REQUIREMENT — Set down each record exactly. Omit the pictures.

[Dataset records]
--*--

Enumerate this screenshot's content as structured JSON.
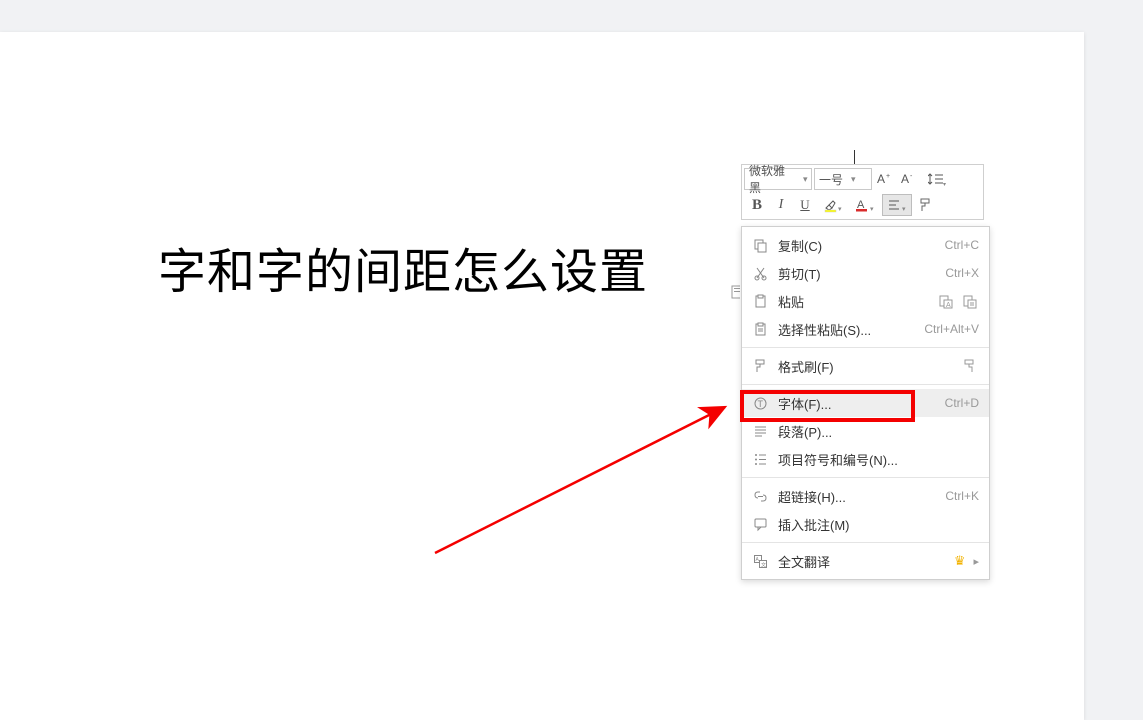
{
  "document": {
    "text": "字和字的间距怎么设置"
  },
  "mini_toolbar": {
    "font_name": "微软雅黑",
    "font_size": "一号"
  },
  "context_menu": {
    "copy": {
      "label": "复制(C)",
      "shortcut": "Ctrl+C"
    },
    "cut": {
      "label": "剪切(T)",
      "shortcut": "Ctrl+X"
    },
    "paste": {
      "label": "粘贴"
    },
    "paste_special": {
      "label": "选择性粘贴(S)...",
      "shortcut": "Ctrl+Alt+V"
    },
    "format_painter": {
      "label": "格式刷(F)"
    },
    "font": {
      "label": "字体(F)...",
      "shortcut": "Ctrl+D"
    },
    "paragraph": {
      "label": "段落(P)..."
    },
    "bullets": {
      "label": "项目符号和编号(N)..."
    },
    "hyperlink": {
      "label": "超链接(H)...",
      "shortcut": "Ctrl+K"
    },
    "comment": {
      "label": "插入批注(M)"
    },
    "translate": {
      "label": "全文翻译"
    }
  }
}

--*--

PROBLEM SOLUTION —
Enumerate this screenshot's content as structured JSON.
{
  "document": {
    "text": "字和字的间距怎么设置"
  },
  "mini_toolbar": {
    "font_name": "微软雅黑",
    "font_size": "一号"
  },
  "context_menu": {
    "copy": {
      "label": "复制(C)",
      "shortcut": "Ctrl+C"
    },
    "cut": {
      "label": "剪切(T)",
      "shortcut": "Ctrl+X"
    },
    "paste": {
      "label": "粘贴"
    },
    "paste_special": {
      "label": "选择性粘贴(S)...",
      "shortcut": "Ctrl+Alt+V"
    },
    "format_painter": {
      "label": "格式刷(F)"
    },
    "font": {
      "label": "字体(F)...",
      "shortcut": "Ctrl+D"
    },
    "paragraph": {
      "label": "段落(P)..."
    },
    "bullets": {
      "label": "项目符号和编号(N)..."
    },
    "hyperlink": {
      "label": "超链接(H)...",
      "shortcut": "Ctrl+K"
    },
    "comment": {
      "label": "插入批注(M)"
    },
    "translate": {
      "label": "全文翻译"
    }
  }
}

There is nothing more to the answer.